EXCERPTED RECORDS section start

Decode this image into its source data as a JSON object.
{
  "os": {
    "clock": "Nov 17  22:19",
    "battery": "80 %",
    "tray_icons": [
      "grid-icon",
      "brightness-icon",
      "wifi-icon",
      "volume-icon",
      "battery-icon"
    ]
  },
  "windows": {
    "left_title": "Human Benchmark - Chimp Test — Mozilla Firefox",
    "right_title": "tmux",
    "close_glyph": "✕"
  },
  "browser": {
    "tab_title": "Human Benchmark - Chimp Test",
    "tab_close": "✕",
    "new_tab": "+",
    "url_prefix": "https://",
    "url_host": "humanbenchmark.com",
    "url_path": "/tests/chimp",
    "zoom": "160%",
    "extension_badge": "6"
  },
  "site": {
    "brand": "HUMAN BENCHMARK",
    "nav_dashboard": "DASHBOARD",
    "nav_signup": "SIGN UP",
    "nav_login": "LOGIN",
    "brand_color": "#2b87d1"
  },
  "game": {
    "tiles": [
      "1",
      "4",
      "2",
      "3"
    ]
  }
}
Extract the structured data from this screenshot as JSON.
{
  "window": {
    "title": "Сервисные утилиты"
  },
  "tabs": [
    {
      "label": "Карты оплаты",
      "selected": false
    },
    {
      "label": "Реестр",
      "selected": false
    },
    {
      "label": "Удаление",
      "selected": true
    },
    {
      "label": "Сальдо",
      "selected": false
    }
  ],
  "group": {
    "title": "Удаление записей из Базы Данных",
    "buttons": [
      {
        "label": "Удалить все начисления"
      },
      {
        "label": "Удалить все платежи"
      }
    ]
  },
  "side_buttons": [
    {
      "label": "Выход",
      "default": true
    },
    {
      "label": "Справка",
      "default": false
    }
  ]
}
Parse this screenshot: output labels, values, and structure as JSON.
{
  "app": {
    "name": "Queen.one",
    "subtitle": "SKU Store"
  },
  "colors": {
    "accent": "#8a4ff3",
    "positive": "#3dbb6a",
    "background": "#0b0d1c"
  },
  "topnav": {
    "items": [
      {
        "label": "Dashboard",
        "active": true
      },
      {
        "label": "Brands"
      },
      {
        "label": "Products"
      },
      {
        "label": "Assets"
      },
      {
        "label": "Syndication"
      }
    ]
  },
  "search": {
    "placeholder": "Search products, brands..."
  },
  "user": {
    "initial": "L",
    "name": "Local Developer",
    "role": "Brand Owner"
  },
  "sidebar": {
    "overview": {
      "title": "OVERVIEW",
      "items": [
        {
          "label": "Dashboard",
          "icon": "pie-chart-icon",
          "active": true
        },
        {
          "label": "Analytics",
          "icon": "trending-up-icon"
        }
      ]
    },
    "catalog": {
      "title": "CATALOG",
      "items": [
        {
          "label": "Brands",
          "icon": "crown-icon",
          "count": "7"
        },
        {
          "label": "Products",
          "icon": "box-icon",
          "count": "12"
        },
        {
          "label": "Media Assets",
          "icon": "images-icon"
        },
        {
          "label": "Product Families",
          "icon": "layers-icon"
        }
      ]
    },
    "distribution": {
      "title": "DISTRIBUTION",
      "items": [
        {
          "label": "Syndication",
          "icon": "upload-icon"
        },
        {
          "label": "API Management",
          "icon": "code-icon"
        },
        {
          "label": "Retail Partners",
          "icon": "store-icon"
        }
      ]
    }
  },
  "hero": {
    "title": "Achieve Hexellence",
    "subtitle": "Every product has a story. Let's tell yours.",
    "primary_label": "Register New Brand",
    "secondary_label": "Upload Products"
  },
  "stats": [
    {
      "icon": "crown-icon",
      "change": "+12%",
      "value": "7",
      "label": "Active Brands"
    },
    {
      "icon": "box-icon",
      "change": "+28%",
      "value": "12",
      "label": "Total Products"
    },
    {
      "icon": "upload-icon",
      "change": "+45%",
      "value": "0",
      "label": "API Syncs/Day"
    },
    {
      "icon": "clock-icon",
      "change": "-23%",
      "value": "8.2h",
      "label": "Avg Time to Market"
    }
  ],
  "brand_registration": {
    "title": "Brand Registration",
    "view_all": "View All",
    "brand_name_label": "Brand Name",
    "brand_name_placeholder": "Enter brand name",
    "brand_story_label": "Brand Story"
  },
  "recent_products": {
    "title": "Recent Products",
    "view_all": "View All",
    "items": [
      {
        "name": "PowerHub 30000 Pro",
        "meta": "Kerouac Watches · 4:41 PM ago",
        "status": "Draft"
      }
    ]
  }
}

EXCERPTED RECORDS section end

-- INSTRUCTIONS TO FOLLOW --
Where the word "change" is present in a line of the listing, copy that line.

-- SOLUTION BELOW --
      "change": "+12%",
      "change": "+28%",
      "change": "+45%",
      "change": "-23%",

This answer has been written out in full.